The plan would create a four-story, 300,000-square-foot building with modern efficiencies, suitable for retail, office and residential space, according to Mayor Scott Avedisian. The mill’s cast iron stairs, doors and bricks will be incorporated into a new structure.
Today the Capital Center Commission approved plans for a new building in Capital Center, the second phase of Capitol Cove, now dubbed, The Commons at Providence Station.
Second phase of Capitol Cove and alterations to the GTECH Building on the December 10 Capital Center Commission Meeting.
Did you look at the new zoning map and see a little piece of downtown zoning floating by itself on the back side of Federal Hill? I’m told this piece of downtown zoning in the midst of an otherwise mixed-use manufacturing zone was created by the City Council for a proposed development at 210 West Exchange Street.
The I-195 Redevelopment District Commission voted behind closed doors Monday to sign a purchase and sale agreement with a Texas development firm that specializes in privatized student housing to build a $50-million, six-story housing development that will accommodate 500 renters on the west side of the Providence River.
Jan A. Brodie expects there’ll be a groundbreaking in 2015 on the vacant former highway land in the heart of the capital city, but she unveiled a holiday wish list Friday afternoon for what she thinks would push forward pending development projects.

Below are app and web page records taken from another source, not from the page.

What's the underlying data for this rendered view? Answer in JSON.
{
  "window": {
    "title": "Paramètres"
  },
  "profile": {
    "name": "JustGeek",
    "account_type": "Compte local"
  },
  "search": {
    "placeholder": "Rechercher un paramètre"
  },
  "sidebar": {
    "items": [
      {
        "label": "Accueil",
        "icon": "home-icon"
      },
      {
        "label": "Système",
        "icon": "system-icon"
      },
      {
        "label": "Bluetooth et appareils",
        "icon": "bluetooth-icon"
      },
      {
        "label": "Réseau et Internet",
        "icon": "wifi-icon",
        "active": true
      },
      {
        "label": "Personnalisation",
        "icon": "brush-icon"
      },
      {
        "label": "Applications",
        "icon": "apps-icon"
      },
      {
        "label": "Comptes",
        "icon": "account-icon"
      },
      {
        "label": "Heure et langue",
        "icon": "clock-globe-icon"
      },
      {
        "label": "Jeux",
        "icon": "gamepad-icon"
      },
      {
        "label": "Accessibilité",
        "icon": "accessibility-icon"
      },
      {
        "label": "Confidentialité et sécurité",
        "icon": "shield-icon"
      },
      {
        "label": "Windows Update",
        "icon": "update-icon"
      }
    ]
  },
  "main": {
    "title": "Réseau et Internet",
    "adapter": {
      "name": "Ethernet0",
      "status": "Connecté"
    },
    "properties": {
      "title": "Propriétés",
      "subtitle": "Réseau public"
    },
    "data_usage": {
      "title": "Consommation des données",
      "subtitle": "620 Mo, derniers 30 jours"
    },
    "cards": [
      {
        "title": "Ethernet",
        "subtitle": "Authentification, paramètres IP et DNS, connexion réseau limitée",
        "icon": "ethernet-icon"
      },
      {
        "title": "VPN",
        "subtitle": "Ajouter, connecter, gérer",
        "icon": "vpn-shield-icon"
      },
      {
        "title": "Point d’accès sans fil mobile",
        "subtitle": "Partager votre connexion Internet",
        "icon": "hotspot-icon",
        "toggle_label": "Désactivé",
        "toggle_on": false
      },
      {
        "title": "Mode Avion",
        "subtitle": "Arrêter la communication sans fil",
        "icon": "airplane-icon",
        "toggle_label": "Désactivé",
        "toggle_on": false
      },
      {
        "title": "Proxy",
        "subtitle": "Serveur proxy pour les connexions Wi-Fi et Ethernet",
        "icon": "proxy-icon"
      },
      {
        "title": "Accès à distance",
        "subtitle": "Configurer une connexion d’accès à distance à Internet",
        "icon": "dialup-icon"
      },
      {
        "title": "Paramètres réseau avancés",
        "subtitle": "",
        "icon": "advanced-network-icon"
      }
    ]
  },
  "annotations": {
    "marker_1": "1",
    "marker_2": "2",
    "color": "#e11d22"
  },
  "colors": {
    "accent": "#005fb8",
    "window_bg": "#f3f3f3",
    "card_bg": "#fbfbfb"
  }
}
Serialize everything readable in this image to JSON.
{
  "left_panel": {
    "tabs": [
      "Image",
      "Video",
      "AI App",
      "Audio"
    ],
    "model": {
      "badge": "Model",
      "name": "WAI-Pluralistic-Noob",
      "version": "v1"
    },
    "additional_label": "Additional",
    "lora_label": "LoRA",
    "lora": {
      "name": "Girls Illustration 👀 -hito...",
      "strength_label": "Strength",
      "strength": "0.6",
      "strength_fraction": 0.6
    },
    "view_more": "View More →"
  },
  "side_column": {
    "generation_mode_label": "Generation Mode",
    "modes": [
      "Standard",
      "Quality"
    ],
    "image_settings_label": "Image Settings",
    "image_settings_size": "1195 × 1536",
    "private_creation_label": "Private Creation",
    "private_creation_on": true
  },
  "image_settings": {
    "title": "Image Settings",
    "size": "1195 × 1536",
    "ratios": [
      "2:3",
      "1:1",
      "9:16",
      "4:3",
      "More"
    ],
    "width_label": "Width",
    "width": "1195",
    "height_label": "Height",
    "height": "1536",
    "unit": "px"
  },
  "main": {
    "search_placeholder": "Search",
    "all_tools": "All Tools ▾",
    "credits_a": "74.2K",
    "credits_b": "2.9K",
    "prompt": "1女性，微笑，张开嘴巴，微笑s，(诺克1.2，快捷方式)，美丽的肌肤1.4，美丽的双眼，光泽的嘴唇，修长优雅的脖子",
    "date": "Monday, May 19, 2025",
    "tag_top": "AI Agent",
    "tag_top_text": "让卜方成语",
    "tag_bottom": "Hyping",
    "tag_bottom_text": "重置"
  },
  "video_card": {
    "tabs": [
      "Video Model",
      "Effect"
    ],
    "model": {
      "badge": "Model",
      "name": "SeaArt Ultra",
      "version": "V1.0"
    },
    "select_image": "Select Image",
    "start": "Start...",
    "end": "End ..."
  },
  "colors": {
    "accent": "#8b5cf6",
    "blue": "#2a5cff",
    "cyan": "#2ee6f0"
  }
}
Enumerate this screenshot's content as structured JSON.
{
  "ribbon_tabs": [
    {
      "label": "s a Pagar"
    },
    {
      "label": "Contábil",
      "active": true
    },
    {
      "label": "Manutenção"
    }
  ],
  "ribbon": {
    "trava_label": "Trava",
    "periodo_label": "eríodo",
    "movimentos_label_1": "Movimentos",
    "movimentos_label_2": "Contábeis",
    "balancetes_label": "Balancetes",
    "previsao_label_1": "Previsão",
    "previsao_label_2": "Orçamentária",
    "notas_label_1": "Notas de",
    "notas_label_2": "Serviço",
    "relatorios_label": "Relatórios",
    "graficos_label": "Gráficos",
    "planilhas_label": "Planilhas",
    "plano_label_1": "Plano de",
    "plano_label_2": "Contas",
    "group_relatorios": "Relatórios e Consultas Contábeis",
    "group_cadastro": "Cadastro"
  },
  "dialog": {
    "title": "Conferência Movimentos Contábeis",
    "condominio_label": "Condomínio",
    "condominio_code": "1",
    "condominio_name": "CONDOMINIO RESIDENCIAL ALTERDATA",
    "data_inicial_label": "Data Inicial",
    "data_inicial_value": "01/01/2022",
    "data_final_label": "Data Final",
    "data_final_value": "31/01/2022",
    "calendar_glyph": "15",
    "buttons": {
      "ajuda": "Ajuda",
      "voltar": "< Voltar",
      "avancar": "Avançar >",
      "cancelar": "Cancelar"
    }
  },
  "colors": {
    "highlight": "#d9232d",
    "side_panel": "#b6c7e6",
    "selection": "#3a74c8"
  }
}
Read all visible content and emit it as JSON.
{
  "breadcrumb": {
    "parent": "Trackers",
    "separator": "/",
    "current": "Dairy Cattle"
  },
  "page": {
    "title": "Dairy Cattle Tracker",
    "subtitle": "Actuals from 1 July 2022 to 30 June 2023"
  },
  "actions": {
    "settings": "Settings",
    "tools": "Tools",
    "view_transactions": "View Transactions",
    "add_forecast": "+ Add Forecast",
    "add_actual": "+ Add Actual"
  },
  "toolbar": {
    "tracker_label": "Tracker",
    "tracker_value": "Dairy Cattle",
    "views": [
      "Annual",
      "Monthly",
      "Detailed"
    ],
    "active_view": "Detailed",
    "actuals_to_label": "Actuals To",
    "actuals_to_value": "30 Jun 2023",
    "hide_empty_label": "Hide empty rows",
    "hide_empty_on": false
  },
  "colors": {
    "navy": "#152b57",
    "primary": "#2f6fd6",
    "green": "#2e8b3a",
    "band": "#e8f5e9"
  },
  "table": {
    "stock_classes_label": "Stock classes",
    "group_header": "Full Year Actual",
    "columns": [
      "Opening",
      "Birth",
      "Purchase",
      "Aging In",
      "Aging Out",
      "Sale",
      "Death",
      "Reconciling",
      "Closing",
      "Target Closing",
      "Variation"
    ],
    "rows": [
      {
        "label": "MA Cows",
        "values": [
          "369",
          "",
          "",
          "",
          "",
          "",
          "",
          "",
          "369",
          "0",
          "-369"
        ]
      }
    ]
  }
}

As we prepare to usher in a new adminstration in City Hall, we should commit ourselves to spending the next four-years on a cohesive plan to expand jobs and industries along our waterfront, and integrate that development holistically into the rest of the city and yes, the region.
I’ve been hearing the same refrain lately when it comes to less than stellar development proposals in Providence, ‘it may not be great, but it is better than what is there now.’
The City Plan Commission meets on Tuesday, July 29, 2014 at 4:45pm at 444 Westminster Street.
This won’t be car-free urbanist living to be sure, the article describes the development as featuring underground parking with elevator access, but it will give people the option of dipping their toes into the environment of living closely with neighbors, the option to at least consider walking to Garden City to buy groceries or have dinner… a simulacrum of urban living. It is a start.
The Carpionato Group, who recently submitted a proposal to the 195 Commission to develop the former highway land, has to date not developed a previous acquisition of prime Providence real estate — the former historic Fruit and Produce Warehouse.
The Route 195 Redevelopment District Commission’s policy not to identify developers who propose buying public land is more secretive than policies of other state agencies.
Providence is encouraging transit-oriented development in two neighborhoods most residents may not associate with transportation or potential growth.
City Plan Commission reviews Re: Zoning Providence, Manton development, and a West End lot rezoning at their February 25th meeting.
A proposal for automobile-centric buildings in Olneyville Square sets back the efforts to rehabilitate it into a place that caters to the area’s large population of car-free residents.
Tangled ownership issues and liens make redevelopment of the South Street Power Station complicated. The City considers eminent domain as the developer continues to plan for a 2014 groundbreaking.
The City Plan Commission will review plans to build a new Mc’Donald’s in Olneyville Square in a building set back from the street by parking with a drive-thru.
City Plan Commission to review South Street Power Station plan, Re:Zoning at December 17th meeting.